WORK REQUIRED.
Type the entries out once more. Match them exactly.

RECORDS PROVIDED.
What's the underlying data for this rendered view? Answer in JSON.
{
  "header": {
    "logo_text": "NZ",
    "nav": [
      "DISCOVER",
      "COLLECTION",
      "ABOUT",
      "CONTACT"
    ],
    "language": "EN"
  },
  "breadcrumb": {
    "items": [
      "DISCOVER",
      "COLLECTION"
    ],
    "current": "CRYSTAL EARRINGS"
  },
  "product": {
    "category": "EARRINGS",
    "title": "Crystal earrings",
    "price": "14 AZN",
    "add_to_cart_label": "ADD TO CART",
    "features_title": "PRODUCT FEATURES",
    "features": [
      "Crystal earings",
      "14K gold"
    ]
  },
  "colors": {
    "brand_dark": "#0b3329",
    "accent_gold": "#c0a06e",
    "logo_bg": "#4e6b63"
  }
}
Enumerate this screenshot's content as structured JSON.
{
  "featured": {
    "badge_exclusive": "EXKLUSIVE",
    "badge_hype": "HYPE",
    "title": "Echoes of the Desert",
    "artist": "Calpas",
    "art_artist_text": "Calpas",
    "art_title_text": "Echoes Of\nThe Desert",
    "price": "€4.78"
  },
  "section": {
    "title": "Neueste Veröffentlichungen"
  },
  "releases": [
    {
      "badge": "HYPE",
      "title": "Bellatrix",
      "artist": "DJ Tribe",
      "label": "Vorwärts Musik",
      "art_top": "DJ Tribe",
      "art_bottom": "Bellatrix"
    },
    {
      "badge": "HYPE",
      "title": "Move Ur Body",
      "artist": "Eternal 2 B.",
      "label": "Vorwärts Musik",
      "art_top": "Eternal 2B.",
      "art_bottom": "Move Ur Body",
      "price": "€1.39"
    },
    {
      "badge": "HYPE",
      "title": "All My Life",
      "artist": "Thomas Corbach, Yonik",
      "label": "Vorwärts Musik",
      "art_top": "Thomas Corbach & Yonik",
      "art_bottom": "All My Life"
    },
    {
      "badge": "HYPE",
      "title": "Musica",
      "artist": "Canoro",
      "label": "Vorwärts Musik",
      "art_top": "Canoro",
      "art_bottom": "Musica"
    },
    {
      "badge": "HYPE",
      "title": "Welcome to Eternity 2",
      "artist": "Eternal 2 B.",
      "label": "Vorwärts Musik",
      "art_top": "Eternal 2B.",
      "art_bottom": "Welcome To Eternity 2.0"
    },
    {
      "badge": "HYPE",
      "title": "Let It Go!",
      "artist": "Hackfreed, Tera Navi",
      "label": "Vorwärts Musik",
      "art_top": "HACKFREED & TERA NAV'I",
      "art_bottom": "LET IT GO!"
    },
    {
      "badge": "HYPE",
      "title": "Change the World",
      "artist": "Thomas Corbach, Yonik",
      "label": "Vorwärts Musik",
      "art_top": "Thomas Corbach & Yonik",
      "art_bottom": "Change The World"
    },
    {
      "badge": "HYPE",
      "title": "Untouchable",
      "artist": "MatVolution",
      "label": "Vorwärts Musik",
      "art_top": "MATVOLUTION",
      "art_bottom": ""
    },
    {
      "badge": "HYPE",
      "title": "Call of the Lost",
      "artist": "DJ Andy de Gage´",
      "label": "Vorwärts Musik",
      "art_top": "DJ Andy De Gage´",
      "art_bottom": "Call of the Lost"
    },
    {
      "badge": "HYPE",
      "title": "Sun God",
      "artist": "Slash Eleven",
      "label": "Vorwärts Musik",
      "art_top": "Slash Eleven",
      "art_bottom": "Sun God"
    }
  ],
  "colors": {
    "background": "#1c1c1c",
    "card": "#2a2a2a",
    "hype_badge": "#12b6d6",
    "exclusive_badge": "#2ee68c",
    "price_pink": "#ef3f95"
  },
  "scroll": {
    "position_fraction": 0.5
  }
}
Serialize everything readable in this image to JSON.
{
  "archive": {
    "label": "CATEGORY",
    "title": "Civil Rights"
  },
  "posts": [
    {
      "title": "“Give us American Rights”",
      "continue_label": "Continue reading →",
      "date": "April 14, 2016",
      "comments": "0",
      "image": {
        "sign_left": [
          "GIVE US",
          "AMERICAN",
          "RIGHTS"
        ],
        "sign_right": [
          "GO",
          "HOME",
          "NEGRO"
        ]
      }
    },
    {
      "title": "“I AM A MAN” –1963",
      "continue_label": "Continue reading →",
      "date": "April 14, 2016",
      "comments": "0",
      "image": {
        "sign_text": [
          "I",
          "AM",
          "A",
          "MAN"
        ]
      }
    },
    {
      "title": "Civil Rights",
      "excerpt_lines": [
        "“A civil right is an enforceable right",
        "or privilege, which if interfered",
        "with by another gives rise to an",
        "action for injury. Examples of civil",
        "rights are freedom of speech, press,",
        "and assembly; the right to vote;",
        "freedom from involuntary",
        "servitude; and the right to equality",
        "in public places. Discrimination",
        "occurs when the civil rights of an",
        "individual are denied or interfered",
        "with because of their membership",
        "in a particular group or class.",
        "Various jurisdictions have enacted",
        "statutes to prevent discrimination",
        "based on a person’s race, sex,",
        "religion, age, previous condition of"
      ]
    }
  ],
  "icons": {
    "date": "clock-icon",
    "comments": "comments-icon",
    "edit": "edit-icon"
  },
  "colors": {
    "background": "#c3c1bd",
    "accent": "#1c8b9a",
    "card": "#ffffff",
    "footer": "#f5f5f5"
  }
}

TASK SOLUTION.
What's the underlying data for this rendered view? Answer in JSON.
{
  "header": {
    "logo_text": "NZ",
    "nav": [
      "DISCOVER",
      "COLLECTION",
      "ABOUT",
      "CONTACT"
    ],
    "language": "EN"
  },
  "breadcrumb": {
    "items": [
      "DISCOVER",
      "COLLECTION"
    ],
    "current": "CRYSTAL EARRINGS"
  },
  "product": {
    "category": "EARRINGS",
    "title": "Crystal earrings",
    "price": "14 AZN",
    "add_to_cart_label": "ADD TO CART",
    "features_title": "PRODUCT FEATURES",
    "features": [
      "Crystal earings",
      "14K gold"
    ]
  },
  "colors": {
    "brand_dark": "#0b3329",
    "accent_gold": "#c0a06e",
    "logo_bg": "#4e6b63"
  }
}
Enumerate this screenshot's content as structured JSON.
{
  "featured": {
    "badge_exclusive": "EXKLUSIVE",
    "badge_hype": "HYPE",
    "title": "Echoes of the Desert",
    "artist": "Calpas",
    "art_artist_text": "Calpas",
    "art_title_text": "Echoes Of\nThe Desert",
    "price": "€4.78"
  },
  "section": {
    "title": "Neueste Veröffentlichungen"
  },
  "releases": [
    {
      "badge": "HYPE",
      "title": "Bellatrix",
      "artist": "DJ Tribe",
      "label": "Vorwärts Musik",
      "art_top": "DJ Tribe",
      "art_bottom": "Bellatrix"
    },
    {
      "badge": "HYPE",
      "title": "Move Ur Body",
      "artist": "Eternal 2 B.",
      "label": "Vorwärts Musik",
      "art_top": "Eternal 2B.",
      "art_bottom": "Move Ur Body",
      "price": "€1.39"
    },
    {
      "badge": "HYPE",
      "title": "All My Life",
      "artist": "Thomas Corbach, Yonik",
      "label": "Vorwärts Musik",
      "art_top": "Thomas Corbach & Yonik",
      "art_bottom": "All My Life"
    },
    {
      "badge": "HYPE",
      "title": "Musica",
      "artist": "Canoro",
      "label": "Vorwärts Musik",
      "art_top": "Canoro",
      "art_bottom": "Musica"
    },
    {
      "badge": "HYPE",
      "title": "Welcome to Eternity 2",
      "artist": "Eternal 2 B.",
      "label": "Vorwärts Musik",
      "art_top": "Eternal 2B.",
      "art_bottom": "Welcome To Eternity 2.0"
    },
    {
      "badge": "HYPE",
      "title": "Let It Go!",
      "artist": "Hackfreed, Tera Navi",
      "label": "Vorwärts Musik",
      "art_top": "HACKFREED & TERA NAV'I",
      "art_bottom": "LET IT GO!"
    },
    {
      "badge": "HYPE",
      "title": "Change the World",
      "artist": "Thomas Corbach, Yonik",
      "label": "Vorwärts Musik",
      "art_top": "Thomas Corbach & Yonik",
      "art_bottom": "Change The World"
    },
    {
      "badge": "HYPE",
      "title": "Untouchable",
      "artist": "MatVolution",
      "label": "Vorwärts Musik",
      "art_top": "MATVOLUTION",
      "art_bottom": ""
    },
    {
      "badge": "HYPE",
      "title": "Call of the Lost",
      "artist": "DJ Andy de Gage´",
      "label": "Vorwärts Musik",
      "art_top": "DJ Andy De Gage´",
      "art_bottom": "Call of the Lost"
    },
    {
      "badge": "HYPE",
      "title": "Sun God",
      "artist": "Slash Eleven",
      "label": "Vorwärts Musik",
      "art_top": "Slash Eleven",
      "art_bottom": "Sun God"
    }
  ],
  "colors": {
    "background": "#1c1c1c",
    "card": "#2a2a2a",
    "hype_badge": "#12b6d6",
    "exclusive_badge": "#2ee68c",
    "price_pink": "#ef3f95"
  },
  "scroll": {
    "position_fraction": 0.5
  }
}
Serialize everything readable in this image to JSON.
{
  "archive": {
    "label": "CATEGORY",
    "title": "Civil Rights"
  },
  "posts": [
    {
      "title": "“Give us American Rights”",
      "continue_label": "Continue reading →",
      "date": "April 14, 2016",
      "comments": "0",
      "image": {
        "sign_left": [
          "GIVE US",
          "AMERICAN",
          "RIGHTS"
        ],
        "sign_right": [
          "GO",
          "HOME",
          "NEGRO"
        ]
      }
    },
    {
      "title": "“I AM A MAN” –1963",
      "continue_label": "Continue reading →",
      "date": "April 14, 2016",
      "comments": "0",
      "image": {
        "sign_text": [
          "I",
          "AM",
          "A",
          "MAN"
        ]
      }
    },
    {
      "title": "Civil Rights",
      "excerpt_lines": [
        "“A civil right is an enforceable right",
        "or privilege, which if interfered",
        "with by another gives rise to an",
        "action for injury. Examples of civil",
        "rights are freedom of speech, press,",
        "and assembly; the right to vote;",
        "freedom from involuntary",
        "servitude; and the right to equality",
        "in public places. Discrimination",
        "occurs when the civil rights of an",
        "individual are denied or interfered",
        "with because of their membership",
        "in a particular group or class.",
        "Various jurisdictions have enacted",
        "statutes to prevent discrimination",
        "based on a person’s race, sex,",
        "religion, age, previous condition of"
      ]
    }
  ],
  "icons": {
    "date": "clock-icon",
    "comments": "comments-icon",
    "edit": "edit-icon"
  },
  "colors": {
    "background": "#c3c1bd",
    "accent": "#1c8b9a",
    "card": "#ffffff",
    "footer": "#f5f5f5"
  }
}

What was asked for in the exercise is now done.